(Beginning of MATERIAL TO PROCESS)

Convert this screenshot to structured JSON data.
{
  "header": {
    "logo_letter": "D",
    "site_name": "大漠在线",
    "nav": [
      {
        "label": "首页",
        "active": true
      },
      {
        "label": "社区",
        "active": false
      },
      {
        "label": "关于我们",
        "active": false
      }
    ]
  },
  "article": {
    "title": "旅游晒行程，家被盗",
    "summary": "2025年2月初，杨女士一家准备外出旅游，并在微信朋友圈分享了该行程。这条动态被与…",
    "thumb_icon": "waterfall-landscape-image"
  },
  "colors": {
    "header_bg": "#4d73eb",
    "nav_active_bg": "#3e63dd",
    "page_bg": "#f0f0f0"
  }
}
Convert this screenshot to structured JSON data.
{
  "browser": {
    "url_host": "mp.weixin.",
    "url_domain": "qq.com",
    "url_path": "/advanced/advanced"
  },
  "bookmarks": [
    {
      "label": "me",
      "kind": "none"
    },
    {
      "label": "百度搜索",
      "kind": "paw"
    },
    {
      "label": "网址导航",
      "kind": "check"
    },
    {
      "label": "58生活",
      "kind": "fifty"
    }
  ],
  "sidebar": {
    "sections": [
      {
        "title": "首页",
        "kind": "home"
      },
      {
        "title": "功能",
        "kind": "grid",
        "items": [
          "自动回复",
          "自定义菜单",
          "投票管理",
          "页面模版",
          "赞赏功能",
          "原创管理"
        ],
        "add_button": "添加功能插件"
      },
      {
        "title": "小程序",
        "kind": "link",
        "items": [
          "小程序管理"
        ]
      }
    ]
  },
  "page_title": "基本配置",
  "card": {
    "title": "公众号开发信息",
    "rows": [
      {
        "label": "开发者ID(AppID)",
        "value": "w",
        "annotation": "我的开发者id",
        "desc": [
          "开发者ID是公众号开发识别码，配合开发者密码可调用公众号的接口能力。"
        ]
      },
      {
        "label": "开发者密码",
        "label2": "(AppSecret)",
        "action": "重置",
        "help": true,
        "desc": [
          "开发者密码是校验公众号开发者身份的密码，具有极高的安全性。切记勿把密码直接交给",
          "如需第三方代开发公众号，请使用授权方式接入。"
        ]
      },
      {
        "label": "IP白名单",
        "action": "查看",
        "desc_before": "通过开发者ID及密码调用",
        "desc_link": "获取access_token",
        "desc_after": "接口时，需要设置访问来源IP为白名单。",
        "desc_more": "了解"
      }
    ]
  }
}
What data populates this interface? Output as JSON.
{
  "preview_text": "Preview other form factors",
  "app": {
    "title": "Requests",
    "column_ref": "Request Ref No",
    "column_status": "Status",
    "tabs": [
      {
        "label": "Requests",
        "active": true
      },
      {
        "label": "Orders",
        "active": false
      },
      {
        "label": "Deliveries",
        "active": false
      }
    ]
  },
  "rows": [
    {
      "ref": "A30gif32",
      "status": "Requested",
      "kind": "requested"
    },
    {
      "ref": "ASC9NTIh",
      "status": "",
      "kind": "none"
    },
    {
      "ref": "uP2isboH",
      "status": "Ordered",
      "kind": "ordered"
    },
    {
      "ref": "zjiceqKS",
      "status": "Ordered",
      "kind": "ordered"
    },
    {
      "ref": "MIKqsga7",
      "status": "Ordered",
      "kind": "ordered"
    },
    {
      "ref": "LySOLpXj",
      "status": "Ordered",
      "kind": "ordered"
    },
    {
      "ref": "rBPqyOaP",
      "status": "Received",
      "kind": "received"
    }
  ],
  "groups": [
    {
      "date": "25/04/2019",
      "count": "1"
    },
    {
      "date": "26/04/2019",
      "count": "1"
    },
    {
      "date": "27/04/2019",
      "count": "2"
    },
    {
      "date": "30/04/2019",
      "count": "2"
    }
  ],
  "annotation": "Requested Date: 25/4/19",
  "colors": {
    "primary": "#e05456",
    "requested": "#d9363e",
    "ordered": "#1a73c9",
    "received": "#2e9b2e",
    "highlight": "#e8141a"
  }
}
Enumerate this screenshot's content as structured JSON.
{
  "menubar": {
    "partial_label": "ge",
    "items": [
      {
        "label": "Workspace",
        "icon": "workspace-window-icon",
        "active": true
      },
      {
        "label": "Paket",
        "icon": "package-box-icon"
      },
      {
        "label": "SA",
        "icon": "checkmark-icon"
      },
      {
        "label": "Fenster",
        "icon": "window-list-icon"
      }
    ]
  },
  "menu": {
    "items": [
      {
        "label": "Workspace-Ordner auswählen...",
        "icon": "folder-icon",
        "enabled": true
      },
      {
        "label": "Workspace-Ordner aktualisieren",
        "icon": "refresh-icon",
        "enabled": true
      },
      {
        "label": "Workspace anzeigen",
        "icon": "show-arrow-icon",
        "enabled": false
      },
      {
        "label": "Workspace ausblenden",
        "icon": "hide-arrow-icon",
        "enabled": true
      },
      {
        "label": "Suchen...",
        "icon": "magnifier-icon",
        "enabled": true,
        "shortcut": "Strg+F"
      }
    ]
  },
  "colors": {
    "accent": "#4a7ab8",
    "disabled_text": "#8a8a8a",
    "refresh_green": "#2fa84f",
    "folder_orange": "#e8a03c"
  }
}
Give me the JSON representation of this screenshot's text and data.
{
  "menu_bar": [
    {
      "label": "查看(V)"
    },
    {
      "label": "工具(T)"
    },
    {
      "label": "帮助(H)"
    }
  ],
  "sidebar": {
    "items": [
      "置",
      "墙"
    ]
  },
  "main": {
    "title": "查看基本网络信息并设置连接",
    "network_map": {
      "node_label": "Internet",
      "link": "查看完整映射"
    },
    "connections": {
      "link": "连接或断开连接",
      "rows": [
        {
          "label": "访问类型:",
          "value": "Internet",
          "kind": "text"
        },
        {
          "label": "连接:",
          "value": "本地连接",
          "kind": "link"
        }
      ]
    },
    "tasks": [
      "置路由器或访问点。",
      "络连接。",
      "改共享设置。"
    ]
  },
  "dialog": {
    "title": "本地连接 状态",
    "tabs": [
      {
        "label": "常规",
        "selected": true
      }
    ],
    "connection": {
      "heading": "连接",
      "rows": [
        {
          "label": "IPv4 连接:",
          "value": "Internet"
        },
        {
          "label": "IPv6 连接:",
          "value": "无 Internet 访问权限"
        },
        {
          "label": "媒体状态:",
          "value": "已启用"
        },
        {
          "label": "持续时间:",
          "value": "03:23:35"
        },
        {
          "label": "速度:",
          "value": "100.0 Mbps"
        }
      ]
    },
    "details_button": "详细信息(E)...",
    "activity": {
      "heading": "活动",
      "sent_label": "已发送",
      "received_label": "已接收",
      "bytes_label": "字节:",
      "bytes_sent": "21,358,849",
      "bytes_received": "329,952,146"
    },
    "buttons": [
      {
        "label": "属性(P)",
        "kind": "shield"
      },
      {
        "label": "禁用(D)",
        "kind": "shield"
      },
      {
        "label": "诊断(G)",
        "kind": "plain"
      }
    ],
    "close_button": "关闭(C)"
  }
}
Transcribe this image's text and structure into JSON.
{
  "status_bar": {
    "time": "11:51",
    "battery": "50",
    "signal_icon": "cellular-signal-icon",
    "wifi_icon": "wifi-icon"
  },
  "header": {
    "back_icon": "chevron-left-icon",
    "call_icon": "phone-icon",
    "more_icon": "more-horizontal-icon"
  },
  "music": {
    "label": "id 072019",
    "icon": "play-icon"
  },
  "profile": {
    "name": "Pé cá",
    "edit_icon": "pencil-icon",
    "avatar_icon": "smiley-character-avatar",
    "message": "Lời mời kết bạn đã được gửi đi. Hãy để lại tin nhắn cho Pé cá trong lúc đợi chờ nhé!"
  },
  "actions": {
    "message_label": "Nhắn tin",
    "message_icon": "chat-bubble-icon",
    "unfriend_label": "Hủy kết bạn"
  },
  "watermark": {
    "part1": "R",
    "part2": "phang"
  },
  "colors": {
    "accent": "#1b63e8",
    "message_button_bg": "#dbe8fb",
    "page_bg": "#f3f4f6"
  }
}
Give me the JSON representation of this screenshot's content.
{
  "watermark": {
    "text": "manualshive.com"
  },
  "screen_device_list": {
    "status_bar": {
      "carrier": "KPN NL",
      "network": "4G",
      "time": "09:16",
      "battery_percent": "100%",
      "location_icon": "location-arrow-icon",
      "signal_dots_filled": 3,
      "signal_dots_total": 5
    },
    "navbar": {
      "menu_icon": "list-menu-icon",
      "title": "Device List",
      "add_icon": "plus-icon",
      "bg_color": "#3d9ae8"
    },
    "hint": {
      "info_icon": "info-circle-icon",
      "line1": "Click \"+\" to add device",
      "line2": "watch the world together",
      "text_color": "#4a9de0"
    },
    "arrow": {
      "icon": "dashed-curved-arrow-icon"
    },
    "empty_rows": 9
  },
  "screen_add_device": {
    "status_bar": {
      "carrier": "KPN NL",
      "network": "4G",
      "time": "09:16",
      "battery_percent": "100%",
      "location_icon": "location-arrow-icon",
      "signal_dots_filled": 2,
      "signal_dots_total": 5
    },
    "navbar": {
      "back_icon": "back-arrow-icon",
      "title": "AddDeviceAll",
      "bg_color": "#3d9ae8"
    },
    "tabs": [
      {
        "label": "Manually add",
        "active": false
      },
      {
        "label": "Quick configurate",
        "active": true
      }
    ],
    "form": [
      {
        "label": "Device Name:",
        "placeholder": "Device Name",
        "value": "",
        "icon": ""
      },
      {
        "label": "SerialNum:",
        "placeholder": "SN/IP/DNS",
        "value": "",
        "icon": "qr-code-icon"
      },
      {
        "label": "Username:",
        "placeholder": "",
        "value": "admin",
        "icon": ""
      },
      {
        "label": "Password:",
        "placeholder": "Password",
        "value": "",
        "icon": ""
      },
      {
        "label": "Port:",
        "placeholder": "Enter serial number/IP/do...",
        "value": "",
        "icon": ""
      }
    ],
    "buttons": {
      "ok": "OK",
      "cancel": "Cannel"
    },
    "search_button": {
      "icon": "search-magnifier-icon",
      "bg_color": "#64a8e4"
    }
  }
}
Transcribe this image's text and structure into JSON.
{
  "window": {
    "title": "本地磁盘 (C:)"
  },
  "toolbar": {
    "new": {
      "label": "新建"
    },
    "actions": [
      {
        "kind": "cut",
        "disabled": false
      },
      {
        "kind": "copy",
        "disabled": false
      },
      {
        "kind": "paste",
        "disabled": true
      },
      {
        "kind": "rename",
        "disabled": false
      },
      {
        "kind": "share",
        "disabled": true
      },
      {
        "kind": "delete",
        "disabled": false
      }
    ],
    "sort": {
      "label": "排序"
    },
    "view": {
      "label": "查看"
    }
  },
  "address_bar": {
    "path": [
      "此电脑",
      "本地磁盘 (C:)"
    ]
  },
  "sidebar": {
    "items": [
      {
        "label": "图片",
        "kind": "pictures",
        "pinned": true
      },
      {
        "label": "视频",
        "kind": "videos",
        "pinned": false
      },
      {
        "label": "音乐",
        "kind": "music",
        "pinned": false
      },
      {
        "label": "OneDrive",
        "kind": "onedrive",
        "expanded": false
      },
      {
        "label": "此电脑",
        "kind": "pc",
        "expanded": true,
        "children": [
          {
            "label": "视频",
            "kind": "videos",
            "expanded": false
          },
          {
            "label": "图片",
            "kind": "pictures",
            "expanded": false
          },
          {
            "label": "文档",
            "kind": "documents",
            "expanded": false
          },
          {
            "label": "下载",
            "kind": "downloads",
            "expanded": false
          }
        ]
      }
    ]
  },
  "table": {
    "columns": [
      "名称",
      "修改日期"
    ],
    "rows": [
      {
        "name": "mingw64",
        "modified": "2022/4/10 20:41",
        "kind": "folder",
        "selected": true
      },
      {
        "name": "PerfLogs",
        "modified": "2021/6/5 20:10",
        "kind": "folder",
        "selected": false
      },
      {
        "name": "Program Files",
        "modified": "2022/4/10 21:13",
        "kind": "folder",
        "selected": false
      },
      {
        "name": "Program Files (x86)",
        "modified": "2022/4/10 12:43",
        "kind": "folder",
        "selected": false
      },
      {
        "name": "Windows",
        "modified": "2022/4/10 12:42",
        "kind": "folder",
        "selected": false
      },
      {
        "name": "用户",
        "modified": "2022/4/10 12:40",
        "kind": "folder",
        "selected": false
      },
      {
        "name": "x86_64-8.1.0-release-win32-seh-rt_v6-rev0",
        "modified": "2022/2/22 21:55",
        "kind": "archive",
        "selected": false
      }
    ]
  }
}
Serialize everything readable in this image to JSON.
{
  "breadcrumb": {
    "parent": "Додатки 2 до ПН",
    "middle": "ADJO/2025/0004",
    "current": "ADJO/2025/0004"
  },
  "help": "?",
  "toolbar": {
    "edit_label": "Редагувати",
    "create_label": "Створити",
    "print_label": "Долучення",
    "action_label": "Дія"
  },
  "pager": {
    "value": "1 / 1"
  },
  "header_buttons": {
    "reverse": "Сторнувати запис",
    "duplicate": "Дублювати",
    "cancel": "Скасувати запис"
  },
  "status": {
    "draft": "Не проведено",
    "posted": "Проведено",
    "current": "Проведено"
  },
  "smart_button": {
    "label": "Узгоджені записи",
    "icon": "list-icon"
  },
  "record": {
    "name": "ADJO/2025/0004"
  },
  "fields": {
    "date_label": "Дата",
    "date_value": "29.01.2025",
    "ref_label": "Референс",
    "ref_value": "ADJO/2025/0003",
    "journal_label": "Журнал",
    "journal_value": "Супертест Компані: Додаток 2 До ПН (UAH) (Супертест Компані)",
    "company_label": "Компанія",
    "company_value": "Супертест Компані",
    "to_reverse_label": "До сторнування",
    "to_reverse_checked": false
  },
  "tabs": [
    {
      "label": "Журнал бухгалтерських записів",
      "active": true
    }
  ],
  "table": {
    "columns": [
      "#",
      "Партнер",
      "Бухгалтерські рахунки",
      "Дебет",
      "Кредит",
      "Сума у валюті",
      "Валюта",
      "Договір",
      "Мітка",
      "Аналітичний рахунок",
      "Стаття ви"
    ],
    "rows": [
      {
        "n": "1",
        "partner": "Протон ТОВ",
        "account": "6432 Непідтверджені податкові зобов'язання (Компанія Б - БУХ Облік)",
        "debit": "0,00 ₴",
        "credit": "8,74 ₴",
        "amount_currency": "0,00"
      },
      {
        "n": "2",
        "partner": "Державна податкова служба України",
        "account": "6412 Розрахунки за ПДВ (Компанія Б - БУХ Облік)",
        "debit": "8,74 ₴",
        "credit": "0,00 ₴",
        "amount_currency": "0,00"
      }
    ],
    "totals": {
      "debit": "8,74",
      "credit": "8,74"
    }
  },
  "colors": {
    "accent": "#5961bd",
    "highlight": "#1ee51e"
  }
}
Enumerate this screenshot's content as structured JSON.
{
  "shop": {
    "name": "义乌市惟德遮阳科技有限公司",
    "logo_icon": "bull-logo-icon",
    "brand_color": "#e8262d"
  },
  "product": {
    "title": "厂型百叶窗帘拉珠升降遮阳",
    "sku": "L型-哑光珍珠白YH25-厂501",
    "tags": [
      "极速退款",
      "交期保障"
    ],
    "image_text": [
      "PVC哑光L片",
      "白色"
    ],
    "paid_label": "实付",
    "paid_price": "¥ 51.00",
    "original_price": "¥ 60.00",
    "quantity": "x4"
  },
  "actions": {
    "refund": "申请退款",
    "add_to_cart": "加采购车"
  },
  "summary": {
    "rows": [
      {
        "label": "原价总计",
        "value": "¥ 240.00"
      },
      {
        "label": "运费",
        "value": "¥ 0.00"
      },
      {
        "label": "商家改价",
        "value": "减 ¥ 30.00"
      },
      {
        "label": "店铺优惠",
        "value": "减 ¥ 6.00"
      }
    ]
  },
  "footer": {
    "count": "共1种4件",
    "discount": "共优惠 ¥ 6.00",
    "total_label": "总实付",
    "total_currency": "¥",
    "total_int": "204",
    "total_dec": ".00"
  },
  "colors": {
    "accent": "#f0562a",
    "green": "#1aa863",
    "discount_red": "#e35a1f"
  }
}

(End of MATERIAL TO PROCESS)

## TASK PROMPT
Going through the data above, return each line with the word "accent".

## REPLY
    "accent": "#4a7ab8",
    "accent": "#1b63e8",
    "accent": "#5961bd",
    "accent": "#f0562a",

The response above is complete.